The ‘chittering’ stopped. “I can eat what I will brother.” The lips slithered over the teeth that only parted a bit as it spoke. “The land listens and when I eat the mushrooms I am a God. I can eat what I will as much or as little.” The eyes never stopped staring and they never completely blinked. It was always watching.
“I went and came back. You didn’t want me to do that. I even have a few lives left so you can’t kill me.”
“Oh I can kill you brother, I can eat you and your animate Jack.” The eyes found the Jack and stared and it ‘chittered’, a hungry smackleing sound. “I have found Jokers quite tasty, though cards are not. I wonder what you will taste like my Jack of all Trades.” He turned back to Khamet. “No brother, until you have a name given to you by me or the Popularopinion, you are still quite vulnerable. I have a name! And now…” The Jabberwock shot forward breeching the trees and at this the Jack did step back.

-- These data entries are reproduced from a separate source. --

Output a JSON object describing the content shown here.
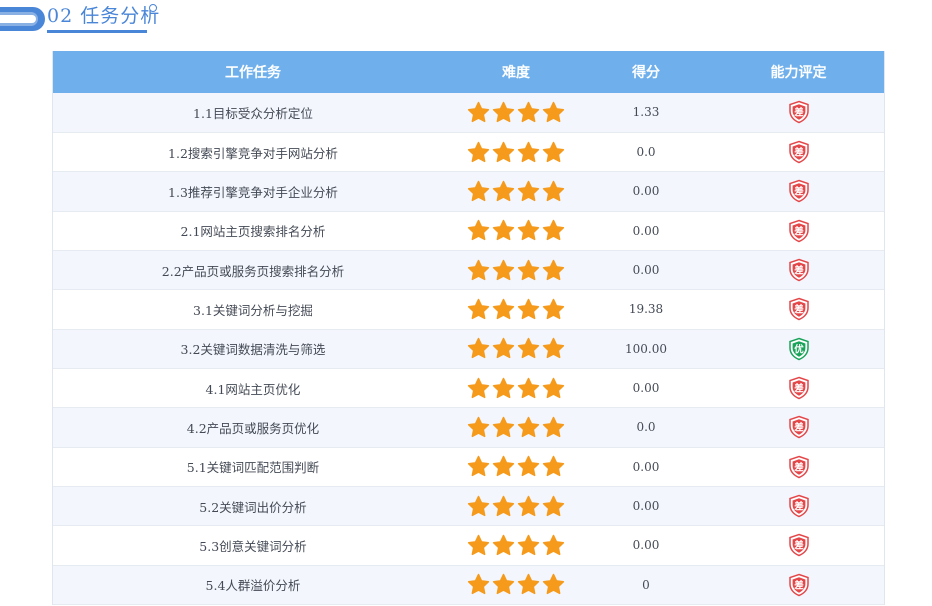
{
  "section": {
    "title": "02 任务分析"
  },
  "colors": {
    "accent": "#4a86d8",
    "header_bg": "#6fb0ec",
    "star": "#f59a1b",
    "poor": "#e4474a",
    "excellent": "#1aa35a"
  },
  "table": {
    "headers": {
      "task": "工作任务",
      "difficulty": "难度",
      "score": "得分",
      "rating": "能力评定"
    },
    "rows": [
      {
        "task": "1.1目标受众分析定位",
        "stars": 4,
        "score": "1.33",
        "rating": "差",
        "rating_level": "poor"
      },
      {
        "task": "1.2搜索引擎竞争对手网站分析",
        "stars": 4,
        "score": "0.0",
        "rating": "差",
        "rating_level": "poor"
      },
      {
        "task": "1.3推荐引擎竞争对手企业分析",
        "stars": 4,
        "score": "0.00",
        "rating": "差",
        "rating_level": "poor"
      },
      {
        "task": "2.1网站主页搜索排名分析",
        "stars": 4,
        "score": "0.00",
        "rating": "差",
        "rating_level": "poor"
      },
      {
        "task": "2.2产品页或服务页搜索排名分析",
        "stars": 4,
        "score": "0.00",
        "rating": "差",
        "rating_level": "poor"
      },
      {
        "task": "3.1关键词分析与挖掘",
        "stars": 4,
        "score": "19.38",
        "rating": "差",
        "rating_level": "poor"
      },
      {
        "task": "3.2关键词数据清洗与筛选",
        "stars": 4,
        "score": "100.00",
        "rating": "优",
        "rating_level": "excellent"
      },
      {
        "task": "4.1网站主页优化",
        "stars": 4,
        "score": "0.00",
        "rating": "差",
        "rating_level": "poor"
      },
      {
        "task": "4.2产品页或服务页优化",
        "stars": 4,
        "score": "0.0",
        "rating": "差",
        "rating_level": "poor"
      },
      {
        "task": "5.1关键词匹配范围判断",
        "stars": 4,
        "score": "0.00",
        "rating": "差",
        "rating_level": "poor"
      },
      {
        "task": "5.2关键词出价分析",
        "stars": 4,
        "score": "0.00",
        "rating": "差",
        "rating_level": "poor"
      },
      {
        "task": "5.3创意关键词分析",
        "stars": 4,
        "score": "0.00",
        "rating": "差",
        "rating_level": "poor"
      },
      {
        "task": "5.4人群溢价分析",
        "stars": 4,
        "score": "0",
        "rating": "差",
        "rating_level": "poor"
      }
    ]
  }
}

There was no telling what he was seeing, though with all the creatures and of all the wonders of Heere, the Jack had never seen something so horrible. There was once tales told of a dragon that lived in the Purple Rock Candy Mountains. He had seen pictures drawn and the Jokers had a story of its death that described the thing fully. The Jabberwock was worse than that. So utterly indescribable it was as if all the animals it had consumed had merged in a beast with tight leathery skin like that of something that had been burned. It had something that looked like wings on its back, but so small and deformed they would certainly not fly. Stubbly little arms reached out from a thin body and ended at two great powerful legs, each ending in clawed hoof like feet.

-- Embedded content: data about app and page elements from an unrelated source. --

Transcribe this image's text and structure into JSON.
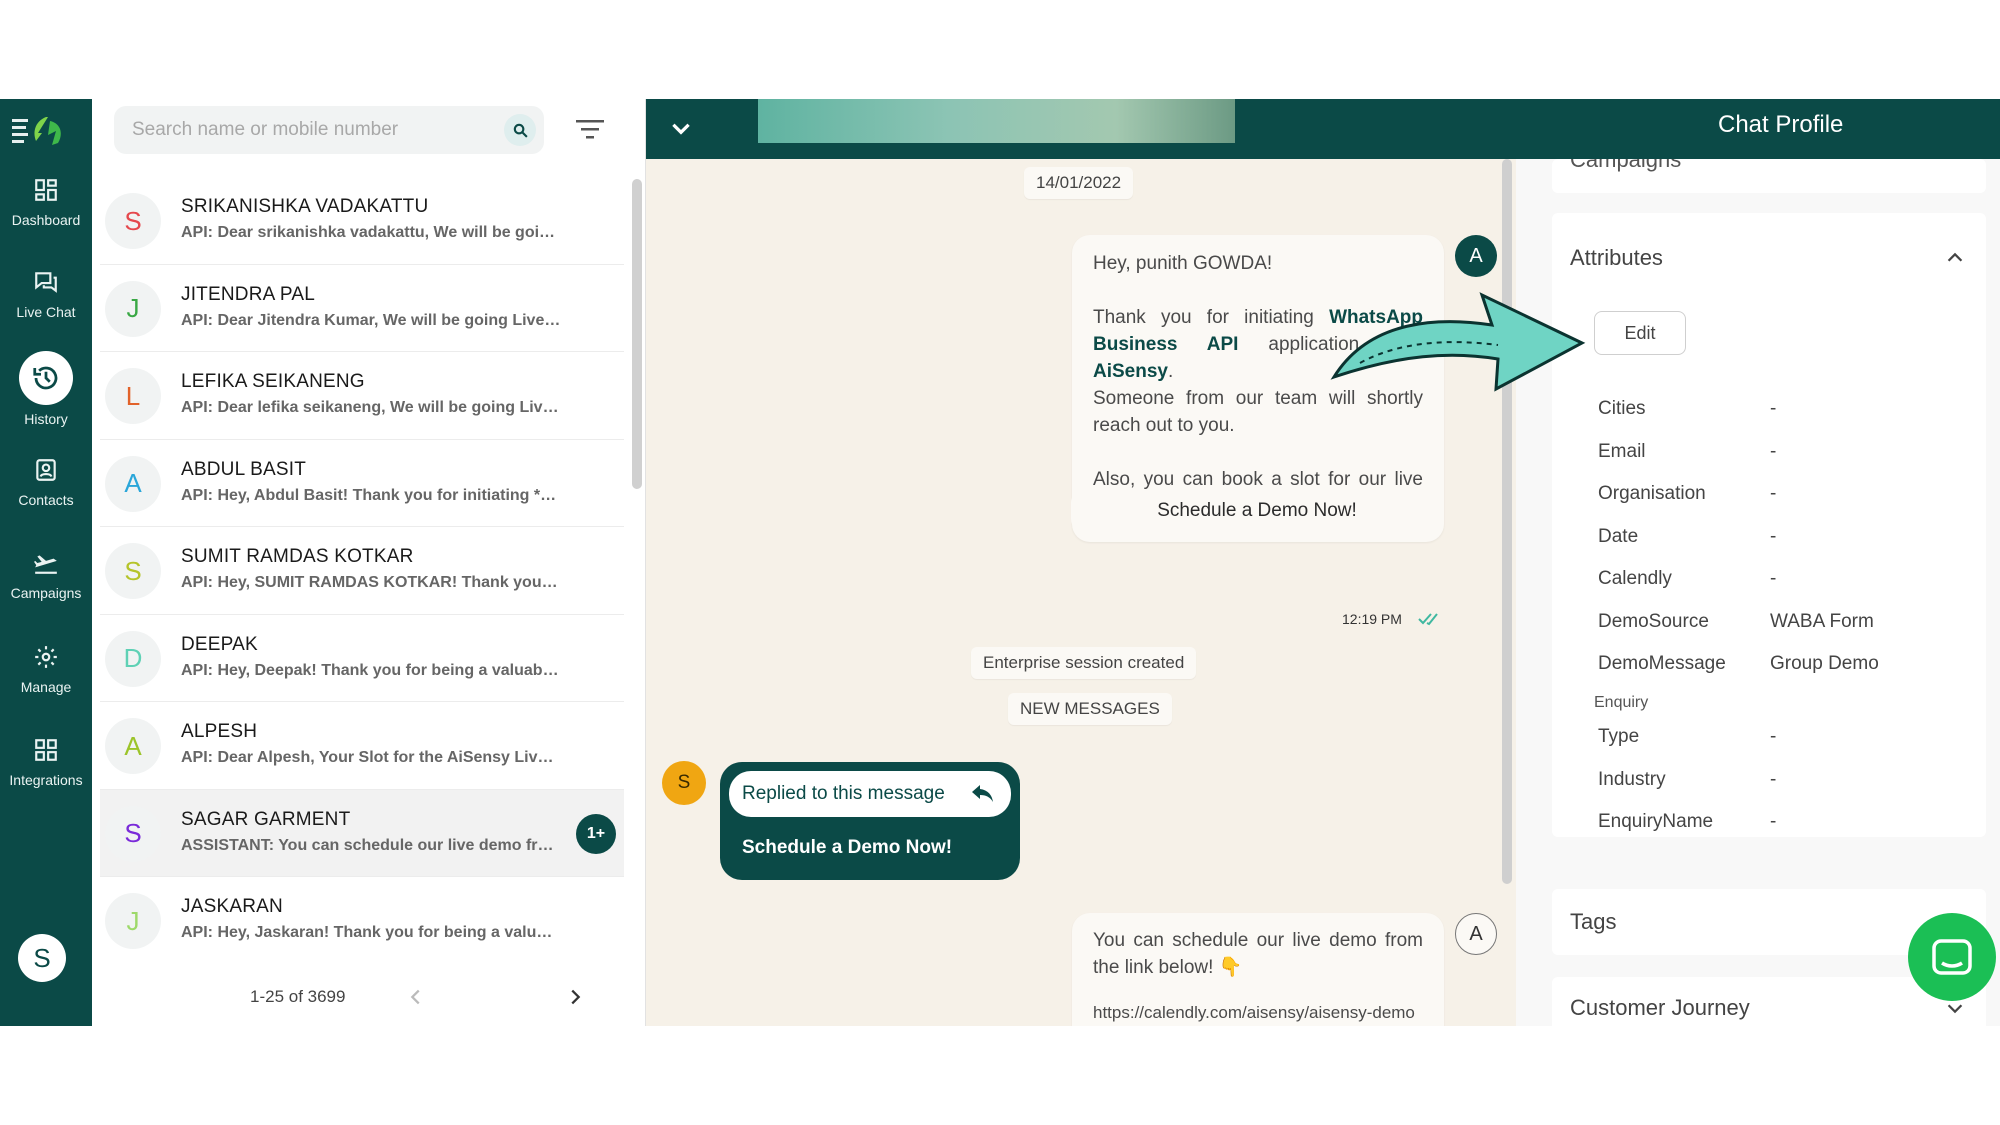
{
  "nav": {
    "items": [
      {
        "label": "Dashboard",
        "icon": "dashboard-icon"
      },
      {
        "label": "Live Chat",
        "icon": "chat-bubbles-icon"
      },
      {
        "label": "History",
        "icon": "history-icon"
      },
      {
        "label": "Contacts",
        "icon": "contacts-icon"
      },
      {
        "label": "Campaigns",
        "icon": "plane-icon"
      },
      {
        "label": "Manage",
        "icon": "gear-icon"
      },
      {
        "label": "Integrations",
        "icon": "integrations-icon"
      }
    ],
    "user_initial": "S",
    "accent": "#0b4a47"
  },
  "search": {
    "placeholder": "Search name or mobile number",
    "value": ""
  },
  "conversations": [
    {
      "initial": "S",
      "color": "#e5484d",
      "name": "SRIKANISHKA VADAKATTU",
      "preview": "API: Dear srikanishka vadakattu, We will be going Live demo"
    },
    {
      "initial": "J",
      "color": "#3aa845",
      "name": "JITENDRA PAL",
      "preview": "API: Dear Jitendra Kumar, We will be going Live demo"
    },
    {
      "initial": "L",
      "color": "#e2622a",
      "name": "LEFIKA SEIKANENG",
      "preview": "API: Dear lefika seikaneng, We will be going Live demo"
    },
    {
      "initial": "A",
      "color": "#2aa6d9",
      "name": "ABDUL BASIT",
      "preview": "API: Hey, Abdul Basit! Thank you for initiating *WhatsApp"
    },
    {
      "initial": "S",
      "color": "#b5c42a",
      "name": "SUMIT RAMDAS KOTKAR",
      "preview": "API: Hey, SUMIT RAMDAS KOTKAR! Thank you for initiating"
    },
    {
      "initial": "D",
      "color": "#5fd1b5",
      "name": "DEEPAK",
      "preview": "API: Hey, Deepak! Thank you for being a valuable customer"
    },
    {
      "initial": "A",
      "color": "#9cc42a",
      "name": "ALPESH",
      "preview": "API: Dear Alpesh, Your Slot for the AiSensy Live demo"
    },
    {
      "initial": "S",
      "color": "#7a2ad9",
      "name": "SAGAR GARMENT",
      "preview": "ASSISTANT: You can schedule our live demo from the link",
      "badge": "1+",
      "selected": true
    },
    {
      "initial": "J",
      "color": "#9ed96a",
      "name": "JASKARAN",
      "preview": "API: Hey, Jaskaran! Thank you for being a valuable customer"
    }
  ],
  "pager": {
    "text": "1-25 of 3699"
  },
  "chat": {
    "date": "14/01/2022",
    "greeting": "Hey, punith GOWDA!",
    "line1_pre": "Thank you for initiating ",
    "line1_bold": "WhatsApp Business API",
    "line1_mid": " application with ",
    "line1_bold2": "AiSensy",
    "line1_post": ".",
    "line2": "Someone from our team will shortly reach out to you.",
    "line3": "Also, you can book a slot for our live demo right away.",
    "cta": "Schedule a Demo Now!",
    "time": "12:19 PM",
    "agent_initial": "A",
    "system1": "Enterprise session created",
    "system2": "NEW MESSAGES",
    "reply_label": "Replied to this message",
    "reply_text": "Schedule a Demo Now!",
    "customer_initial": "S",
    "msg2": "You can schedule our live demo from the link below! 👇",
    "msg2_link": "https://calendly.com/aisensy/aisensy-demo"
  },
  "profile": {
    "title": "Chat Profile",
    "campaigns_label": "Campaigns",
    "attributes_label": "Attributes",
    "edit_label": "Edit",
    "attributes": [
      {
        "label": "Cities",
        "value": "-"
      },
      {
        "label": "Email",
        "value": "-"
      },
      {
        "label": "Organisation",
        "value": "-"
      },
      {
        "label": "Date",
        "value": "-"
      },
      {
        "label": "Calendly",
        "value": "-"
      },
      {
        "label": "DemoSource",
        "value": "WABA Form"
      },
      {
        "label": "DemoMessage",
        "value": "Group Demo"
      }
    ],
    "enquiry_label": "Enquiry",
    "enquiry": [
      {
        "label": "Type",
        "value": "-"
      },
      {
        "label": "Industry",
        "value": "-"
      },
      {
        "label": "EnquiryName",
        "value": "-"
      }
    ],
    "tags_label": "Tags",
    "journey_label": "Customer Journey"
  }
}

Khamet also stared, his mind going back to his time at the harbor and the old seaman. While out in the city he had seen pictures of a horrible looking man who was terribly deformed with a twisted body and a strange head far too large for his size with bulging lumps all over its back. People called him The Elephant Man, and at the very least he could see that it might have been man, but there was no trace of cat in his brother any longer. Was this from eating the mome raths? Too many mushrooms? Their essence having twisted him into something that even the mushrooms could no longer affect? Was it the Payasograss? Or was it a combination of them all that had turned him into something so indescribable?

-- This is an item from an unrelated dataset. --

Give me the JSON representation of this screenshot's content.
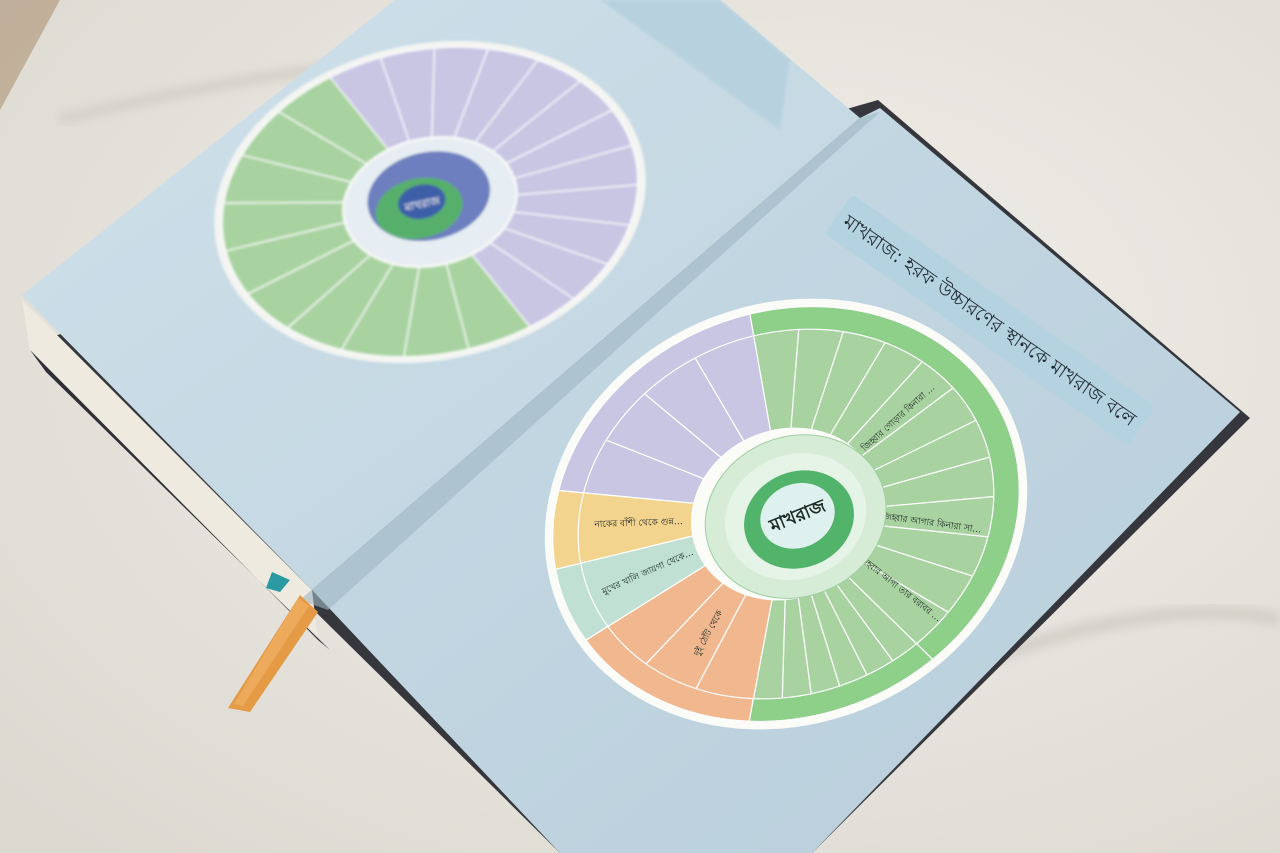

The ‘chittering squeal’ came and the large head with the long neck dipped and snapped. Khamet vanished and appeared in the trees. The Jabberwock didn’t seem interested in the Jack very much, but snapped at him in passing as the acrobatic Jack used the sword as he would his baton and vaulted away. The light followed him, but the Jabberwock was searching for Khamet.
The Jabberwock swung its enormous neck that elongated as he reached towards the cat sitting on a branch. Khamet vanished again and appeared on another branch.
“It still listens to me.” the Jabberwock chittered. “We are a part of the land.” The Jabberwock spun and came at Khamet again who vanished.
Suddenly all of the trees in the area vanished and Khamet was sitting in midair. He fell right to the ground with the Jabberwocky’s head already coming down to meet him. The teeth snapped and there was an audible muffled crunch as Khamet screamed.
The Jack lunged and suddenly all the light in the vicinity went out and the Jabberwock cried out in pain. He raised his head and turned to face the Jack with a limp Khamet speared in his teeth. The Jabberwock growled.
The Jack stepped back in the darkness. The glow from the sword shined from the wound in the Jabberwock’s chest. The Jabberwock began scratching at the sword with his leg and opened his mouth to drop the cat. Both legs came together and it rolled on its back in pain and fury to remove the glowing Vorpal Sword that stuck out like a hot poker. The Jabberwock leaned back scratching and making the cut bigger as glowing black fluid oozed from the wound.
The Jabberwock ‘chittered’ and scratched and ‘chittered’ some more as the Jack of all Trades moved to Khamet. The cat’s body was twisted and crushed most obviously dead.